The amazon water cycle: perspectives from water budget closure and ocean salinity
AffiliationDepartment of Hydrology and Atmospheric Sciences, University of Arizona
MetadataShow full item record
PublisherAmerican Meteorological Society
CitationReeves Eyre, J. J., & Zeng, X. (2021). The Amazon Water Cycle: Perspectives from Water Budget Closure and Ocean Salinity. Journal of Climate, 34(4), 1439-1451.
JournalJournal of Climate
RightsCopyright © 2021 American Meteorological Society.
Collection InformationThis item from the UA Faculty Publications collection is made available by the University of Arizona with support from the University of Arizona Libraries. If you have questions, please contact us at firstname.lastname@example.org.
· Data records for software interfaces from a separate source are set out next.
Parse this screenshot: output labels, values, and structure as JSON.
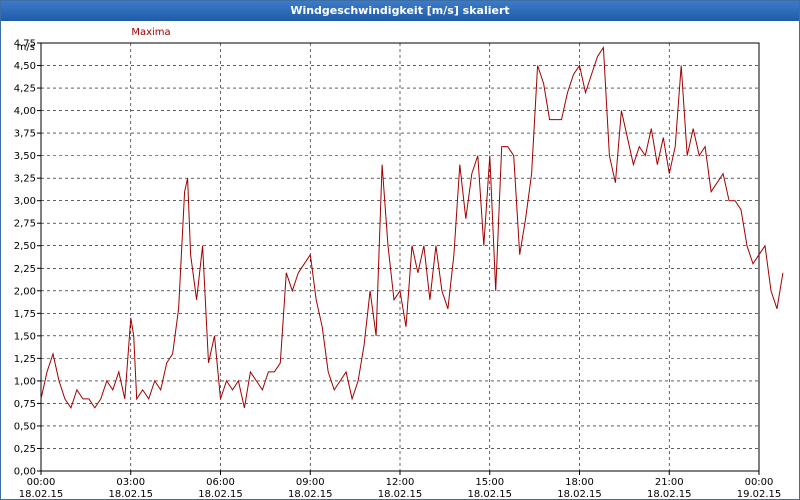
{
  "window": {
    "title": "Windgeschwindigkeit [m/s] skaliert"
  },
  "chart_data": {
    "type": "line",
    "title": "Windgeschwindigkeit [m/s] skaliert",
    "unit_label": "m/s",
    "ylim": [
      0,
      4.75
    ],
    "yticks": [
      "0,00",
      "0,25",
      "0,50",
      "0,75",
      "1,00",
      "1,25",
      "1,50",
      "1,75",
      "2,00",
      "2,25",
      "2,50",
      "2,75",
      "3,00",
      "3,25",
      "3,50",
      "3,75",
      "4,00",
      "4,25",
      "4,50",
      "4,75"
    ],
    "xlim_hours": [
      0,
      24
    ],
    "xticks": [
      {
        "time": "00:00",
        "date": "18.02.15"
      },
      {
        "time": "03:00",
        "date": "18.02.15"
      },
      {
        "time": "06:00",
        "date": "18.02.15"
      },
      {
        "time": "09:00",
        "date": "18.02.15"
      },
      {
        "time": "12:00",
        "date": "18.02.15"
      },
      {
        "time": "15:00",
        "date": "18.02.15"
      },
      {
        "time": "18:00",
        "date": "18.02.15"
      },
      {
        "time": "21:00",
        "date": "18.02.15"
      },
      {
        "time": "00:00",
        "date": "19.02.15"
      }
    ],
    "grid": true,
    "series": [
      {
        "name": "Maxima",
        "color": "#a00000",
        "points": [
          [
            0,
            0.8
          ],
          [
            0.2,
            1.1
          ],
          [
            0.4,
            1.3
          ],
          [
            0.6,
            1.0
          ],
          [
            0.8,
            0.8
          ],
          [
            1.0,
            0.7
          ],
          [
            1.2,
            0.9
          ],
          [
            1.4,
            0.8
          ],
          [
            1.6,
            0.8
          ],
          [
            1.8,
            0.7
          ],
          [
            2.0,
            0.8
          ],
          [
            2.2,
            1.0
          ],
          [
            2.4,
            0.9
          ],
          [
            2.6,
            1.1
          ],
          [
            2.8,
            0.8
          ],
          [
            3.0,
            1.7
          ],
          [
            3.1,
            1.5
          ],
          [
            3.2,
            0.8
          ],
          [
            3.4,
            0.9
          ],
          [
            3.6,
            0.8
          ],
          [
            3.8,
            1.0
          ],
          [
            4.0,
            0.9
          ],
          [
            4.2,
            1.2
          ],
          [
            4.4,
            1.3
          ],
          [
            4.6,
            1.8
          ],
          [
            4.8,
            3.1
          ],
          [
            4.9,
            3.25
          ],
          [
            5.0,
            2.4
          ],
          [
            5.2,
            1.9
          ],
          [
            5.4,
            2.5
          ],
          [
            5.6,
            1.2
          ],
          [
            5.8,
            1.5
          ],
          [
            6.0,
            0.8
          ],
          [
            6.2,
            1.0
          ],
          [
            6.4,
            0.9
          ],
          [
            6.6,
            1.0
          ],
          [
            6.8,
            0.7
          ],
          [
            7.0,
            1.1
          ],
          [
            7.2,
            1.0
          ],
          [
            7.4,
            0.9
          ],
          [
            7.6,
            1.1
          ],
          [
            7.8,
            1.1
          ],
          [
            8.0,
            1.2
          ],
          [
            8.2,
            2.2
          ],
          [
            8.4,
            2.0
          ],
          [
            8.6,
            2.2
          ],
          [
            8.8,
            2.3
          ],
          [
            9.0,
            2.4
          ],
          [
            9.2,
            1.9
          ],
          [
            9.4,
            1.6
          ],
          [
            9.6,
            1.1
          ],
          [
            9.8,
            0.9
          ],
          [
            10.0,
            1.0
          ],
          [
            10.2,
            1.1
          ],
          [
            10.4,
            0.8
          ],
          [
            10.6,
            1.0
          ],
          [
            10.8,
            1.4
          ],
          [
            11.0,
            2.0
          ],
          [
            11.2,
            1.5
          ],
          [
            11.4,
            3.4
          ],
          [
            11.6,
            2.5
          ],
          [
            11.8,
            1.9
          ],
          [
            12.0,
            2.0
          ],
          [
            12.2,
            1.6
          ],
          [
            12.4,
            2.5
          ],
          [
            12.6,
            2.2
          ],
          [
            12.8,
            2.5
          ],
          [
            13.0,
            1.9
          ],
          [
            13.2,
            2.5
          ],
          [
            13.4,
            2.0
          ],
          [
            13.6,
            1.8
          ],
          [
            13.8,
            2.4
          ],
          [
            14.0,
            3.4
          ],
          [
            14.2,
            2.8
          ],
          [
            14.4,
            3.3
          ],
          [
            14.6,
            3.5
          ],
          [
            14.8,
            2.5
          ],
          [
            15.0,
            3.5
          ],
          [
            15.2,
            2.0
          ],
          [
            15.4,
            3.6
          ],
          [
            15.6,
            3.6
          ],
          [
            15.8,
            3.5
          ],
          [
            16.0,
            2.4
          ],
          [
            16.2,
            2.8
          ],
          [
            16.4,
            3.3
          ],
          [
            16.6,
            4.5
          ],
          [
            16.8,
            4.3
          ],
          [
            17.0,
            3.9
          ],
          [
            17.2,
            3.9
          ],
          [
            17.4,
            3.9
          ],
          [
            17.6,
            4.2
          ],
          [
            17.8,
            4.4
          ],
          [
            18.0,
            4.5
          ],
          [
            18.2,
            4.2
          ],
          [
            18.4,
            4.4
          ],
          [
            18.6,
            4.6
          ],
          [
            18.8,
            4.7
          ],
          [
            19.0,
            3.5
          ],
          [
            19.2,
            3.2
          ],
          [
            19.4,
            4.0
          ],
          [
            19.6,
            3.7
          ],
          [
            19.8,
            3.4
          ],
          [
            20.0,
            3.6
          ],
          [
            20.2,
            3.5
          ],
          [
            20.4,
            3.8
          ],
          [
            20.6,
            3.4
          ],
          [
            20.8,
            3.7
          ],
          [
            21.0,
            3.3
          ],
          [
            21.2,
            3.6
          ],
          [
            21.4,
            4.5
          ],
          [
            21.6,
            3.5
          ],
          [
            21.8,
            3.8
          ],
          [
            22.0,
            3.5
          ],
          [
            22.2,
            3.6
          ],
          [
            22.4,
            3.1
          ],
          [
            22.6,
            3.2
          ],
          [
            22.8,
            3.3
          ],
          [
            23.0,
            3.0
          ],
          [
            23.2,
            3.0
          ],
          [
            23.4,
            2.9
          ],
          [
            23.6,
            2.5
          ],
          [
            23.8,
            2.3
          ],
          [
            24.0,
            2.4
          ],
          [
            24.2,
            2.5
          ],
          [
            24.4,
            2.0
          ],
          [
            24.6,
            1.8
          ],
          [
            24.8,
            2.2
          ]
        ]
      }
    ]
  }
}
AbstractGlobal and regional water cycle includes precipitation, water vapor divergence, and change of column water vapor in the atmosphere, and land surface evapotranspiration, terrestrial water storage change, and river discharge, which is linked to ocean salinity near the river mouth. The water cycle is a crucial component of the Earth system, and numerous studies have addressed its individual components (e.g., precipitation). Here we assess, for the first time, if remote sensing and reanalysis datasets can accurately and self-consistently portray the Amazon water cycle. This is further assisted with satellite ocean salinity measurements near the mouth of the Amazon River. The widely used practice of taking the mean of an ensemble of datasets to represent water cycle components (e.g., precipitation) can produce large biases in water cycle closure. Closure is achieved with only a small subset of data combinations (e.g., ERA5 precipitation and evapotranspiration plus GRACE satellite terrestrial water storage), which rules out the lower precipitation and higher evapotranspiration estimates, providing valuable constraints on assessments of precipitation, evapotranspiration, and their ratio. The common approach of using the Óbidos stream gauge (located hundreds of kilometers from the river mouth) multiplied by a constant (1.25) to represent the entire Amazon discharge is found to misrepresent the seasonal cycle, and this can affect the apparent influence of Amazon discharge on tropical Atlantic salinity. Ó 2021 American Meteorological Society. For information regarding reuse of this content and general copyright information, consult the AMS Copyright Policy
Note6 month embargo; published online: 25 January 2021
VersionFinal published version